**What this task involves**
Filter the entries below down to the lines that hold "title".
_ _ _ _ _
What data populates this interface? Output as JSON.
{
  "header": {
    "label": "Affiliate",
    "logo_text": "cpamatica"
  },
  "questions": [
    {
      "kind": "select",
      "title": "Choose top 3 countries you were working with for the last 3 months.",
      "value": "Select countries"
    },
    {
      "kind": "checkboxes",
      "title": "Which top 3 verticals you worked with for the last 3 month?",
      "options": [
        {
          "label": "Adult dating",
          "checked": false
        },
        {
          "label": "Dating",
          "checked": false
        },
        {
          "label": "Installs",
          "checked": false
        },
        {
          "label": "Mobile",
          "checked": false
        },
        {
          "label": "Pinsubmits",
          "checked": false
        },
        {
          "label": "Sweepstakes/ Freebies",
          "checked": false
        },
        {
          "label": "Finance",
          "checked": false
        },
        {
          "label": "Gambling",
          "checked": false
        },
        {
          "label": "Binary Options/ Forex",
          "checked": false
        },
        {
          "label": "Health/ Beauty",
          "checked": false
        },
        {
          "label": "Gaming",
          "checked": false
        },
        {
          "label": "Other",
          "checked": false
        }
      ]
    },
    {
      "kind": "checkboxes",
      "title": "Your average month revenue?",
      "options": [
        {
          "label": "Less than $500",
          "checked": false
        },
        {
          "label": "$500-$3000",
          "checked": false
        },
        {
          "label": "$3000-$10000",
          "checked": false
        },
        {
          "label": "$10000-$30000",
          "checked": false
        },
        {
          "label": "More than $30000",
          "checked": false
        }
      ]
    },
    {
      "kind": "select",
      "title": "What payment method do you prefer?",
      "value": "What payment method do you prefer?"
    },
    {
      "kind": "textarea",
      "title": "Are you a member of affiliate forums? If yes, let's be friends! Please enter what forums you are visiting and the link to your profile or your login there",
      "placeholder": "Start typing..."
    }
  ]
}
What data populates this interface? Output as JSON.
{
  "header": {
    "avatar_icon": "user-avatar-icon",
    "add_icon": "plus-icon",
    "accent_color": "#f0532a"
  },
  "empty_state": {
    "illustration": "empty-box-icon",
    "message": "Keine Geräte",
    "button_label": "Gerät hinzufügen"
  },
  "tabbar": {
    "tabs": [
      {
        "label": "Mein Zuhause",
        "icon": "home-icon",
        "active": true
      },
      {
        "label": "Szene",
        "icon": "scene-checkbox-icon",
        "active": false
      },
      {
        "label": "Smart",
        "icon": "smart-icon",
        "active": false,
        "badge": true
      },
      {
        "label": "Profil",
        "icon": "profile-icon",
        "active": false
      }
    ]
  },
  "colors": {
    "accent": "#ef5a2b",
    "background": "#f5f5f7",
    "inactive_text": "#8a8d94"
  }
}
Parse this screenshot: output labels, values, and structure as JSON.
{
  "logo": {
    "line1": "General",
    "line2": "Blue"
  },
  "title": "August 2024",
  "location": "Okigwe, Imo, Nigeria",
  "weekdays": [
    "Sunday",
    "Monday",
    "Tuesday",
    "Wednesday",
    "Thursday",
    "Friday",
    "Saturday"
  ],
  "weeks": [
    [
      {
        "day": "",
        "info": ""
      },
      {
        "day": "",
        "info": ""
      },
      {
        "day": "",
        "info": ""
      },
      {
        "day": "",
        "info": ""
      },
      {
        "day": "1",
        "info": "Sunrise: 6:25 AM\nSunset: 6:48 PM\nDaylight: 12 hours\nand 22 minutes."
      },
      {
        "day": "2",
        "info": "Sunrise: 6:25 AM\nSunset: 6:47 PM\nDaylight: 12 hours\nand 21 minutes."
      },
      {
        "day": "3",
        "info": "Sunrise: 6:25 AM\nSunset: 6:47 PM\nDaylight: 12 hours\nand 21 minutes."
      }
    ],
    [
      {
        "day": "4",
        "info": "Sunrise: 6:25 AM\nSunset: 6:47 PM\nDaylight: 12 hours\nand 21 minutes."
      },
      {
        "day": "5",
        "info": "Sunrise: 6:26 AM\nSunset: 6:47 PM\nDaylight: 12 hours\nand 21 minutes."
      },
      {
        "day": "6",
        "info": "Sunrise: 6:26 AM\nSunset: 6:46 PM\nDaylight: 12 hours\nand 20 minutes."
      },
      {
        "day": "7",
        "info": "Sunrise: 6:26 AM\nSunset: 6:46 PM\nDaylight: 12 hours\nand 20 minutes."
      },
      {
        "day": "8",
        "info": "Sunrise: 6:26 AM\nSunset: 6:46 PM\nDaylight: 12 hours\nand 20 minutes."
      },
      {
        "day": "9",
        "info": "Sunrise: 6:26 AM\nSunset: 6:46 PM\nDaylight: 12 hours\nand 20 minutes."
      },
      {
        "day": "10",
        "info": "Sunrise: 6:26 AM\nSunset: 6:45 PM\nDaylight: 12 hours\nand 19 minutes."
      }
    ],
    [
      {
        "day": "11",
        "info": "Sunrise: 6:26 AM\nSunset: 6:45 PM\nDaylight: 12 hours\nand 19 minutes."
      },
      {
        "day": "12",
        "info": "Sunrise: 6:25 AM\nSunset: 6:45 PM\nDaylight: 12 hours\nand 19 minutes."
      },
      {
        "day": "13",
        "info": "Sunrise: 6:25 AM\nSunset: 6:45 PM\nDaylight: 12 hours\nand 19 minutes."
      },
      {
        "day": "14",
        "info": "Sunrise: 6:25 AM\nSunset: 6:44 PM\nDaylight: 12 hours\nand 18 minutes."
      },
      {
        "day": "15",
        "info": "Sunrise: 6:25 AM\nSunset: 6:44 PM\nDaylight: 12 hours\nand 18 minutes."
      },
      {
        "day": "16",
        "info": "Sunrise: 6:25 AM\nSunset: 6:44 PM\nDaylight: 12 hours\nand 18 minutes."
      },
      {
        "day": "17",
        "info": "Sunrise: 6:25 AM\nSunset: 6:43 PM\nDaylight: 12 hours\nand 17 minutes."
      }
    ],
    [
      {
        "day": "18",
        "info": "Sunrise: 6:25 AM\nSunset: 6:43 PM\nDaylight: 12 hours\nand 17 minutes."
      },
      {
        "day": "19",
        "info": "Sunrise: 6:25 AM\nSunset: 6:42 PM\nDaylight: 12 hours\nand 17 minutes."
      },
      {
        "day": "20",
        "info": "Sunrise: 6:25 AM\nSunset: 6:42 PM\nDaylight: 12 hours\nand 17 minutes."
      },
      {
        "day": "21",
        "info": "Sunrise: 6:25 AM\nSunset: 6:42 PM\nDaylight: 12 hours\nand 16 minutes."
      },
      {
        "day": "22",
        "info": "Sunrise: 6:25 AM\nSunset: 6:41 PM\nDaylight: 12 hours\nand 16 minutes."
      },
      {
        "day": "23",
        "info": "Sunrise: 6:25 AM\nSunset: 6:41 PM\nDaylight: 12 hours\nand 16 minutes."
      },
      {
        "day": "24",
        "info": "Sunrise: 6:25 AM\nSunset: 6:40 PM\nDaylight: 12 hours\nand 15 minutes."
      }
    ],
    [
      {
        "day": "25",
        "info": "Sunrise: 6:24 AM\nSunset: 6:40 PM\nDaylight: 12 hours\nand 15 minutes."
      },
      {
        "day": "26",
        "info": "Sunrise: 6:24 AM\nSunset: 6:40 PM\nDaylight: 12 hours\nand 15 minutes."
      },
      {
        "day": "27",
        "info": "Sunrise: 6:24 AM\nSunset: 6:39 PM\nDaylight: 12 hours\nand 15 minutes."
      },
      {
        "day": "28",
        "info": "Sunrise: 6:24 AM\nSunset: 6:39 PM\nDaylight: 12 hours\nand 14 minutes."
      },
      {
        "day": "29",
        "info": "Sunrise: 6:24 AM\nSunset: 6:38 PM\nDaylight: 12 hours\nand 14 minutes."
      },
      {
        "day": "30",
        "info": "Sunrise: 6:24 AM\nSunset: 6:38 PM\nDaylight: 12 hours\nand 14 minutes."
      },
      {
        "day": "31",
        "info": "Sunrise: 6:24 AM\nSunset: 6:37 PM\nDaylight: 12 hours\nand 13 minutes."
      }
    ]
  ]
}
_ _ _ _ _
**Response area**
      "title": "Choose top 3 countries you were working with for the last 3 months.",
      "title": "Which top 3 verticals you worked with for the last 3 month?",
      "title": "Your average month revenue?",
      "title": "What payment method do you prefer?",
      "title": "Are you a member of affiliate forums? If yes, let's be friends! Please enter what forums you are visiting and the link to your profile or your login there",
  "title": "August 2024",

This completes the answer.